By: Sandi Ohman
Have you met someone and thought, “Wow, their job seems very interesting. I wonder how they got there and what they do in their position.” If so, then an informational interview is a good way to find out about a career path, position, or company.
Informational interviews are facilitated by the person looking for a career, and the person being interviewed is the person in that career path or specific position. The interviewer will ask the interviewee questions about his or her job, specific education, experience level and skills needed, challenges and interesting aspects of the position, companies to consider and any other questions about this industry/career path/position. The end of the interview is a good time to ask the professional being interviewed to review a resume for areas of strength and weakness and what should be focused on to be competitive.
Informational interviewing is also an excellent networking tool. Professionals are not usually as open to forwarding a resume on to a recruiter or hiring manager unless they have some knowledge of the person. By beginning a networking relationship with industry professionals through informational interviews, they get to know the person’s interest and skills a little better and feel more comfortable recommending, to HR or a hiring manager, a resume for a position in their company.
Questions to get started:
How should you request an informational interview? Reaching out to the person directly or being introduced by a mutual third party are two good ways.
If you don’t know someone in the industry, how can you find someone to interview? Consider reaching out through groups in LinkedIn, such as ERAU Career Services group, ERAU Alumni group, or other professional groups in which you are a member. Visit eaglesNEST to connect with an industry representative or identify a position you are interested in pursuing. If you are a Daytona Beach or Prescott student or recent graduate, you can work with your Career Services program manager to see if she has any connections related to your industry/career path. Finally, don’t overlook professors or administrators at your campus. They are excellent people to start building your professional network with, to interview if they have worked in the industry and to see if they have recommendations for people with which to conduct informational interviews (and contacts too).
For more information on this topic, visit the Career Services Office website for Informational Interviewing.

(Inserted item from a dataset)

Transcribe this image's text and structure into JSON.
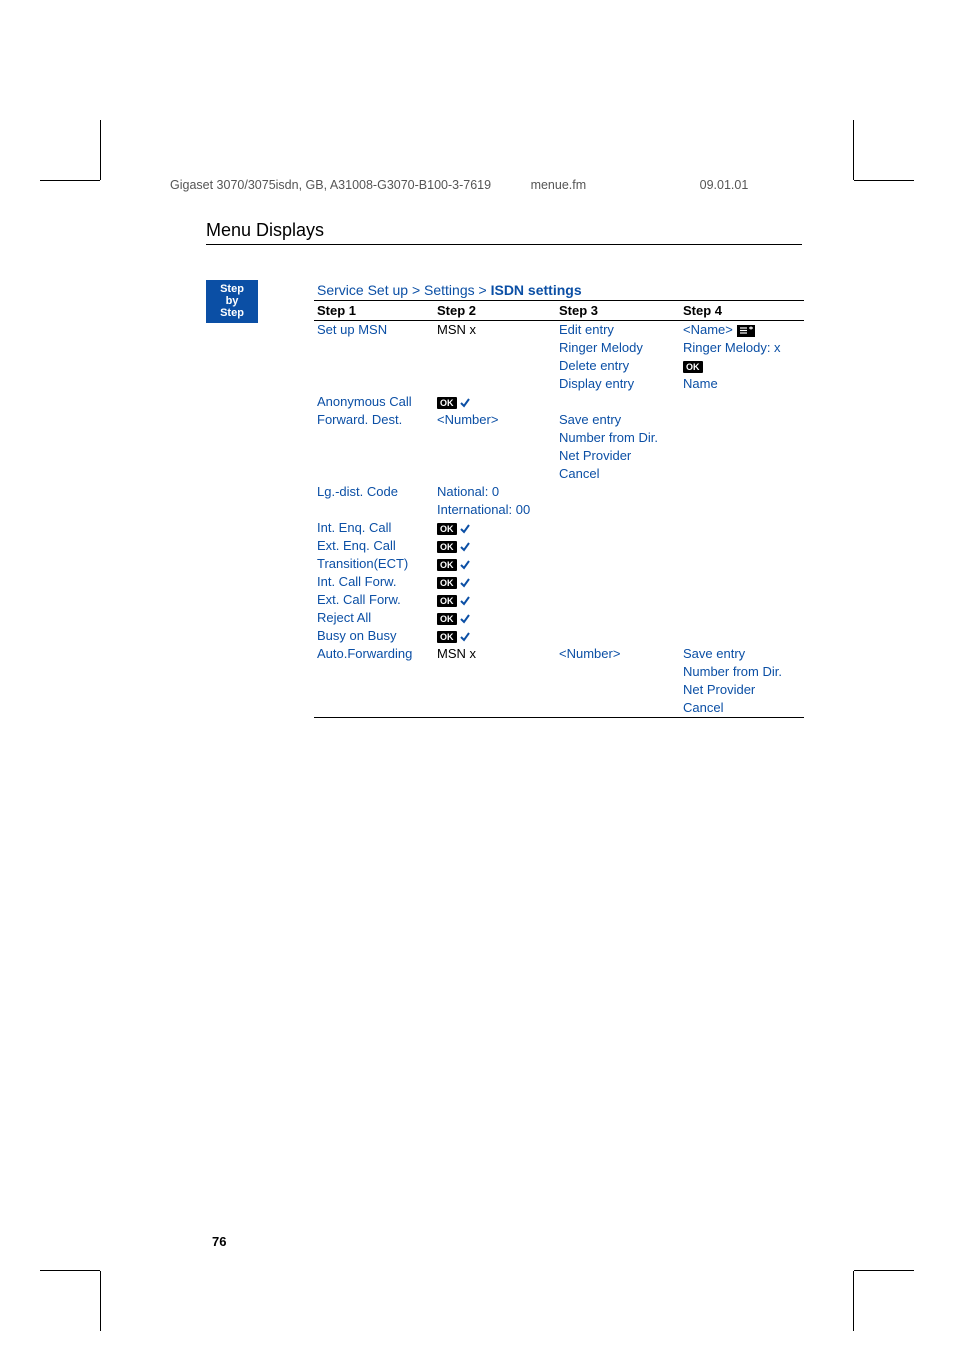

Sandi Ohman is the Senior Program Manager in the Career Services Office at Embry-Riddle Aeronautical University. She has been with the university for over 9 years and has advised students in most all degree areas while in Career Services. Sandi brings additional experience having worked in the finance industry for over 6 years in her previous career. She received her Bachelor of Science degree in Business Administration from the University of Florida, and her Master of Arts degree in Educational Leadership from the University of Central Florida.